ATT requires apps to get a consumer's authorization before tracking them or the devices they are using.

Ray Wang, principal analyst and founder at Constellation Research, told the E-Commerce Times that "at least 40 percent of consumers will say no."

Advertisers "will have to be explicit on the value exchange required to receive consent for this data," Wang said. "Some may pay for it; some may create an offer around it. But consent must be explicit, it can no longer be implicit or passive."

Large advertisers will be able to work with App Tracking Transparency, but small and medium sized businesses "will find it harder to succeed in digital marketing and targeting campaigns as they will not have the tools to improve relevance and personalization," Wang observed.

Facebook and the Loss of Personalization​

Facebook contends that publishers should expect ad revenue to decline once this feature is rolled out and noted that publisher revenue on its Audience Network fell by more than 50 percent when personalization was removed from mobile app ad install campaigns. Audience Network extends Facebook's people-based advertising beyond its platform.

"If you're trying to reach out to your audience with generic, impersonal content, you're missing out on a huge opportunity to engage them and encourage them to stay with you in the long run," according to PieSync, a provider of online productivity tools that sync contacts between CRM and marketing apps. "Talking to them directly, with laser focus on what they like and are naturally interested in, is your best bet to win them over."

Facebook is hedging its bets. The company threatened to remove Audience Network from iOS 14, but in the same blog post also pledged to release an updated version of the Audience Network SDK (software development kit) to support iOS 14.

Google's Response​

Google will not display Apple's ATT prompt or use IDFA on its apps available on iOS and acknowledged publishers' ad revenues might be impacted.

"Is this Google's move to double down on GAID as the standard for advertising device and user ID and an attempt to nullify IDFA?" questioned Liz Miller, vice president and a principal analyst at Constellation Research.

"Either way, the big opportunity here is for data and analytics vendors that can bring these metrics into a single pane of glass without the hours-long practice of data standardization, export and import before performance metrics can be obtained," Miller suggested.

To rescue anyone now drowning in acronym soup:

GAID is the Google advertising ID; a string of 32 numbers and lowercase letters that identifies an Android device such as a smartphone or a tablet.

IDFA, or Identifier for Advertisers, is a unique, random, and resettable device identifier assigned to a user's iOS device.


Ad Industry, Large Retailers Response​

The global advertising industry formed the Partnership for Responsible Addressable Media (PRAM) last August, in response to Apple's ATT plans.

PRAM "is a joint-industry initiative to advance and protect critical functionalities like measurement and attribution for digital media and advertising, while safeguarding privacy and improving the consumer experience" according to the American Association of Advertising Agencies' website.

"With Google's announcement in January that they would be ending support of third-party cookies in Chrome in two years and Apple's recent announcement changing IDFA tracking to opt-in in iOS 14, it's become increasingly clear that privacy and data usage is increasingly moving towards a proprietary, non-interoperable framework.

"The ramifications of this could be substantial to the digital advertising ecosystem resulting in not only the walled gardens getting higher, but also a fragmented landscape of privacy frameworks requiring advertisers to keep track of the intricacies of compliance requirements across browsers, operating systems, platforms etc," the 4A's wrote.

PRAM has about 400 members, including retail giants and advertising industry companies.

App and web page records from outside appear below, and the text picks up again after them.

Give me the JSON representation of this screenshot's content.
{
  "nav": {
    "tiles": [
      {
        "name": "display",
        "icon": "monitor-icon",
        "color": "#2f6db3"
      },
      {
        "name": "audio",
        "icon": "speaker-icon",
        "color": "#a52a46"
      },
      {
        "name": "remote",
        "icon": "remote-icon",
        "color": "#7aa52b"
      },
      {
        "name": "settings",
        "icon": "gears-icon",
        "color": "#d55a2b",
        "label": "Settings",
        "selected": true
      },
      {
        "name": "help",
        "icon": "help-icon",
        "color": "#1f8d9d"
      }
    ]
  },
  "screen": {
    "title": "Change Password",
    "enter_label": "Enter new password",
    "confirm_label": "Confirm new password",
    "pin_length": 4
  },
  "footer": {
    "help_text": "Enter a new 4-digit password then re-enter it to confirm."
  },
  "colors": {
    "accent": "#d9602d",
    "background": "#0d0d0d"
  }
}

It wrote an open letter to Apple in September requesting an urgent meeting to discuss issues arising from the introduction of the ATT as "we believe the proposed changes could have a negative impact on both consumers and businesses."

Transparency Is a Good Thing​

Apple's ATT "gives app developers the opportunity to explain what value a user will receive, something the arguments against ATT...overlook," Miller told the E-Commerce Times.

Revenue losses on third-party networks on Facebook "could be billions of dollars," she said, but "there's a bigger picture at play here -- why are companies offering these apps so angry about being transparent?

"Is it because industries have been built and millionaires have been made on the premise that what the user doesn't know about what happens to their data in the big black box won't hurt them?"

Apple's App Tracking Transparency feature

Apple's new App Tracking Transparency feature across iOS (pictured here), iPadOS, and tvOS will require apps to get the user's permission before tracking their data across apps or websites owned by other companies. [Credit: Apple]
ATT will force brands to focus on why they are collecting data, Miller said. "Until now, most advertisers have been hoarding any and all data that can be collected, only to circle back to the same tired CPM metrics now masquerading as engagement metrics. The days of unfettered predatory surveillance of customers are over."

Working Around ATT​

"We didn't have tracking before the Internet and did just fine without it," Rob Enderle, principal at analyst firm The Enderle Group, told the E-Commerce Times. "We can far more easily survey people now, which might end up with a better metric anyway, like their propensity to buy."

That said, Enderle expects advertisers to come up with a workaround for digital ads.

Ironically, the new App Tracking Transparency might provide a workaround by ensuring consumers have rights over their data.

Apple's iOS14 privacy nutrition label

The new privacy nutrition label requires every app -- including Apple's -- to give users an easy-to-view summary of the developer's privacy practices. [Credit: Apple]
Personal data will become a property right when consumers have rights over their data, said Ray Wang. Once that happens, consent can be brokered.

"One solution may be for Apple to broker consent and the value exchange; I as the consumer could agree to be tracked for say, $2 a month," Wang suggested. "Advertisers can pay me, or they will need to find more compelling value exchange models to secure personalization data."

Nike appears to have found a more compelling value exchange model.

Users like Nike's app, which has begun implementing the ATT framework "because it helps their athletic goals and performance," Miller noted. Nike likes it because the data shared with partners is clear and transparent, and the user is in control of opting in and out. "It's a win-win dynamic."

Constellation Research is helping companies to organize their feedback to Apple on how to further improve its SKAdNetwork API that helps advertisers evaluate the success of ad campaigns while maintaining user privacy; so advertisers can measure their campaign results accurately on the iOS 14 series, Wang disclosed.